* **Goal of the exercise**
Scan the entries below. Report each line where the string "content" occurs.
------------------------------------------------
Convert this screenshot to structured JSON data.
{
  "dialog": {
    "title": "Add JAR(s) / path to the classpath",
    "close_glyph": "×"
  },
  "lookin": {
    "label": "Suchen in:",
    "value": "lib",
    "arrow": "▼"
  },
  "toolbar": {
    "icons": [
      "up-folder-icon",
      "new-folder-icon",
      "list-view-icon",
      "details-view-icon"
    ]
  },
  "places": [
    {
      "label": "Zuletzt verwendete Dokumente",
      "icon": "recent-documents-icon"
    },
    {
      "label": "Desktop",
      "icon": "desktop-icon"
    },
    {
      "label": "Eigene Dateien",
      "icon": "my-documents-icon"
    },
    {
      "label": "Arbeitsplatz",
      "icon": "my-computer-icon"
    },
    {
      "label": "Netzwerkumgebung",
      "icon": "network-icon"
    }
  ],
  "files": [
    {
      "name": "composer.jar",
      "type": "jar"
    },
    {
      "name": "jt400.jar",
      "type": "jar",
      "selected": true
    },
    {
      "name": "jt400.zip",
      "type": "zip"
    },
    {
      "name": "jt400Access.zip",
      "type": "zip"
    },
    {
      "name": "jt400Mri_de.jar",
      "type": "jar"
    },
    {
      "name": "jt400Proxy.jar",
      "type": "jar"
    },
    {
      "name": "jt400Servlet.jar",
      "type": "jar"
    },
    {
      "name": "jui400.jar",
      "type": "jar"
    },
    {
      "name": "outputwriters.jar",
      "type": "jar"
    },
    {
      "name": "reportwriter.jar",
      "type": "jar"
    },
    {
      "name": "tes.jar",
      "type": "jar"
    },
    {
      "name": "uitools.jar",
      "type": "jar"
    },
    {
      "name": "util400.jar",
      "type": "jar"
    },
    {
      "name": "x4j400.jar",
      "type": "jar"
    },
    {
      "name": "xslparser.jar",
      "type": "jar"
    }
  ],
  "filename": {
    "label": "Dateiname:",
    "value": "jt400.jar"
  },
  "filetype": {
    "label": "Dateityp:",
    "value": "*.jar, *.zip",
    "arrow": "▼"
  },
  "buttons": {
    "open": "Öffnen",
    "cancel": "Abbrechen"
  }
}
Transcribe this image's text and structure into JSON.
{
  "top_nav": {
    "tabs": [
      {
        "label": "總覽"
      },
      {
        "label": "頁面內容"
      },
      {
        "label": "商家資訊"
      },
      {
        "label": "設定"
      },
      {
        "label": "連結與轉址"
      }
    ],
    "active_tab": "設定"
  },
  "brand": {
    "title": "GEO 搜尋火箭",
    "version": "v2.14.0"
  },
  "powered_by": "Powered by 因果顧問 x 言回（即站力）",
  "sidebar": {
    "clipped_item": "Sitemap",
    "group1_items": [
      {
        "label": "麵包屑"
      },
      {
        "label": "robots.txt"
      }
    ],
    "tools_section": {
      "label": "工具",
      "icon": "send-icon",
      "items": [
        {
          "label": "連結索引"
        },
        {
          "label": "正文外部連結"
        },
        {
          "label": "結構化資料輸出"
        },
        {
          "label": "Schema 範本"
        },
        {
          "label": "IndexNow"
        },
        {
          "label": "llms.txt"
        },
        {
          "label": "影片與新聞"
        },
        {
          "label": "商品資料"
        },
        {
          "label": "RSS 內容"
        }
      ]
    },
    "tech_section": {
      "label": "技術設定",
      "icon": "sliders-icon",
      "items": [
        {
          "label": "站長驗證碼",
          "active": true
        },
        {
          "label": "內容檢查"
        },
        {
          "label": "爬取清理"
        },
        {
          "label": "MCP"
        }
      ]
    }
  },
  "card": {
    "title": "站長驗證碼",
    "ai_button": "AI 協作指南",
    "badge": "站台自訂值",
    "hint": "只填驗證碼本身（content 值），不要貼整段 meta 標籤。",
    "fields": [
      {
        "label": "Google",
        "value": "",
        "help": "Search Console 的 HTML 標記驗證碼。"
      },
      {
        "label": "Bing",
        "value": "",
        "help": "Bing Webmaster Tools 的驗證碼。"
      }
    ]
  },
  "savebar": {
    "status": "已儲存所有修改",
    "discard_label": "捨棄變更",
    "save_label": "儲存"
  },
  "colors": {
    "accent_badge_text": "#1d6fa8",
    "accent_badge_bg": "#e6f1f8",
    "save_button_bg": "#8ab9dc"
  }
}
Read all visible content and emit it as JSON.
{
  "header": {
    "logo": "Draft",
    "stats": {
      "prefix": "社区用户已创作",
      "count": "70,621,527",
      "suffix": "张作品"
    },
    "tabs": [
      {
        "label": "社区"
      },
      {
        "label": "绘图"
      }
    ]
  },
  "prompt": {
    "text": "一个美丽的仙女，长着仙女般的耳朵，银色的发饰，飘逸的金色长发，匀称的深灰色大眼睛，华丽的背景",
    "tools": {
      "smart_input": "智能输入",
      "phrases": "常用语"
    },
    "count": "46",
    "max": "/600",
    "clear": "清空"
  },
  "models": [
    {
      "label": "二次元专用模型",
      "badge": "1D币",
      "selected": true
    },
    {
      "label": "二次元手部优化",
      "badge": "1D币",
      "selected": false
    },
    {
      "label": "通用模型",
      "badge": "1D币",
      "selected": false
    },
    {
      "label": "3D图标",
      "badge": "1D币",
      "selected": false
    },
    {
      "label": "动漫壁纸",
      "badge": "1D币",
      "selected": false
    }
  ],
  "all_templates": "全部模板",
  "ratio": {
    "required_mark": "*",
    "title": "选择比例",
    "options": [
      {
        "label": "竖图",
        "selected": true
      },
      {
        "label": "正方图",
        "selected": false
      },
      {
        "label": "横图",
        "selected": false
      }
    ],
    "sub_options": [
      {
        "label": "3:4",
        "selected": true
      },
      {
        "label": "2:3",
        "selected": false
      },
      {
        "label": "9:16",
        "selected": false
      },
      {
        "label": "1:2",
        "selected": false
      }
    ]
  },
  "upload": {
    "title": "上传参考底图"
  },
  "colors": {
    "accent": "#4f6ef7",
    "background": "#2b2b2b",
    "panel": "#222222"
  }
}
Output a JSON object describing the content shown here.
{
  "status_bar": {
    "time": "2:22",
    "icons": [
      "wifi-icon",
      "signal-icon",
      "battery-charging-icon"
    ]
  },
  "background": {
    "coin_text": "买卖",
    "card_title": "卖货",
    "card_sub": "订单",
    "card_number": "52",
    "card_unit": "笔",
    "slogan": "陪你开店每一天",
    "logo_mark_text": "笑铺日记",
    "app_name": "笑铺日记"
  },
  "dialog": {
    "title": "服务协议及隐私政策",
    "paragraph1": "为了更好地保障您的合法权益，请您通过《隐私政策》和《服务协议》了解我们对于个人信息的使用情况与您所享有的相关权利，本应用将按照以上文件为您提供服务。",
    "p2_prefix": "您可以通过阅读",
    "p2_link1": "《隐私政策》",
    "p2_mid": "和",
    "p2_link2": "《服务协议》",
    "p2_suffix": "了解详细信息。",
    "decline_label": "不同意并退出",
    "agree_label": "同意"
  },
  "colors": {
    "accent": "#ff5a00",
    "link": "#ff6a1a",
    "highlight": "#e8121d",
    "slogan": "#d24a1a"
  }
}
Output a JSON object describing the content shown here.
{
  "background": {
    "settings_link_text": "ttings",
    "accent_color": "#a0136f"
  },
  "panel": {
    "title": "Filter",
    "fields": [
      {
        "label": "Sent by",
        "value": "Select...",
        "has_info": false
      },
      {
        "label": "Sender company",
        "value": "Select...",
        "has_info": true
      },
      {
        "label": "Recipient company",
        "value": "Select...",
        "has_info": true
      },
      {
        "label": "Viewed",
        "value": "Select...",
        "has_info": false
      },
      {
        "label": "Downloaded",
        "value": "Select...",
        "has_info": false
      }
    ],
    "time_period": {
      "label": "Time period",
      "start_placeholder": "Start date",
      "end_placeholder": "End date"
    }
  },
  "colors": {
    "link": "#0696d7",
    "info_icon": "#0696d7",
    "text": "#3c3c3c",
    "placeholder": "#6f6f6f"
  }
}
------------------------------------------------
* **Answer**
    "hint": "只填驗證碼本身（content 值），不要貼整段 meta 標籤。",
Read all visible content and emit it as JSON.
Output a JSON object describing the content shown here.
Output a JSON object describing the content shown here.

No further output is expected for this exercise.